zuberi

On the podcast, urban sociologist Daniyal Zuberi discusses the importance of social policy for quality of life for the working class and working poor in Canadian and US cities. The conversation centres around the socio-economic conditions of hotel workers in both Vancouver and Seattle and healthcare workers in Vancouver.

Professor Zuberi’s research is critically important because it evaluates how social and economic policies enacted at all levels of government – national, subnational, and local – ‘touch down’ at the urban scale and how policymaking at all levels can be implicated in shaping city life. Professor Zuberi joined me in the CiTR studio for a recorded interview in July 2012.

Dr. Zuberi is Associate Professor of Social Policy at the University of Toronto, and he is a research fellow at Harvard University.

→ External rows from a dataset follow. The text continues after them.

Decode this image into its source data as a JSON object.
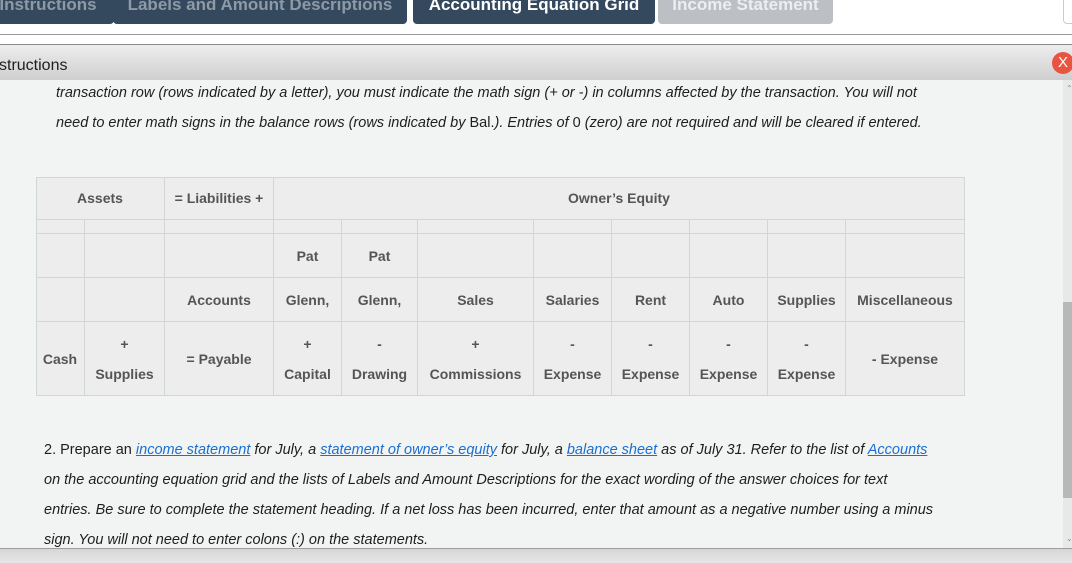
{
  "tabs": [
    {
      "label": "Instructions",
      "state": "dark"
    },
    {
      "label": "Labels and Amount Descriptions",
      "state": "dark"
    },
    {
      "label": "Accounting Equation Grid",
      "state": "active"
    },
    {
      "label": "Income Statement",
      "state": "disabled"
    }
  ],
  "panel": {
    "title": "structions",
    "close_label": "X"
  },
  "intro": {
    "line1": "transaction row (rows indicated by a letter), you must indicate the math sign (+ or -) in columns affected by the transaction. You will not",
    "line2_a": "need to enter math signs in the balance rows (rows indicated by ",
    "line2_b": "Bal.",
    "line2_c": "). Entries of ",
    "line2_d": "0",
    "line2_e": " (zero) are not required and will be cleared if entered."
  },
  "grid": {
    "group_headers": {
      "assets": "Assets",
      "liabilities": "= Liabilities +",
      "owners_equity": "Owner’s Equity"
    },
    "columns": [
      {
        "row1": "",
        "row2": "",
        "sign": "",
        "name": "Cash"
      },
      {
        "row1": "",
        "row2": "",
        "sign": "+",
        "name": "Supplies"
      },
      {
        "row1": "",
        "row2": "Accounts",
        "sign": "",
        "name": "= Payable"
      },
      {
        "row1": "Pat",
        "row2": "Glenn,",
        "sign": "+",
        "name": "Capital"
      },
      {
        "row1": "Pat",
        "row2": "Glenn,",
        "sign": "-",
        "name": "Drawing"
      },
      {
        "row1": "",
        "row2": "Sales",
        "sign": "+",
        "name": "Commissions"
      },
      {
        "row1": "",
        "row2": "Salaries",
        "sign": "-",
        "name": "Expense"
      },
      {
        "row1": "",
        "row2": "Rent",
        "sign": "-",
        "name": "Expense"
      },
      {
        "row1": "",
        "row2": "Auto",
        "sign": "-",
        "name": "Expense"
      },
      {
        "row1": "",
        "row2": "Supplies",
        "sign": "-",
        "name": "Expense"
      },
      {
        "row1": "",
        "row2": "Miscellaneous",
        "sign": "",
        "name": "- Expense"
      }
    ]
  },
  "step2": {
    "prefix": "2. Prepare an ",
    "link_income": "income statement",
    "mid1": " for July, a ",
    "link_equity": "statement of owner’s equity",
    "mid2": " for July, a ",
    "link_balance": "balance sheet",
    "mid3": " as of July 31. Refer to the list of ",
    "link_accounts": "Accounts",
    "line2": " on the accounting equation grid and the lists of Labels and Amount Descriptions for the exact wording of the answer choices for text",
    "line3": "entries. Be sure to complete the statement heading. If a net loss has been incurred, enter that amount as a negative number using a minus",
    "line4": "sign. You will not need to enter colons (:) on the statements."
  }
}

His focus has been on Canada and US comparative research around labour, education, health, immigration, poverty, and social welfare.

He is published widely on these topics and is author of Differences That Matter: Social Policy and the Working Poor in the United States and Canada. He has two forthcoming books, Outsourced: How Modern Hospitals are Hurting Workers and Endangering Patients and Schooling the Next Generation: How Urban Elementary Schools Build the Resiliency of Immigrant Children.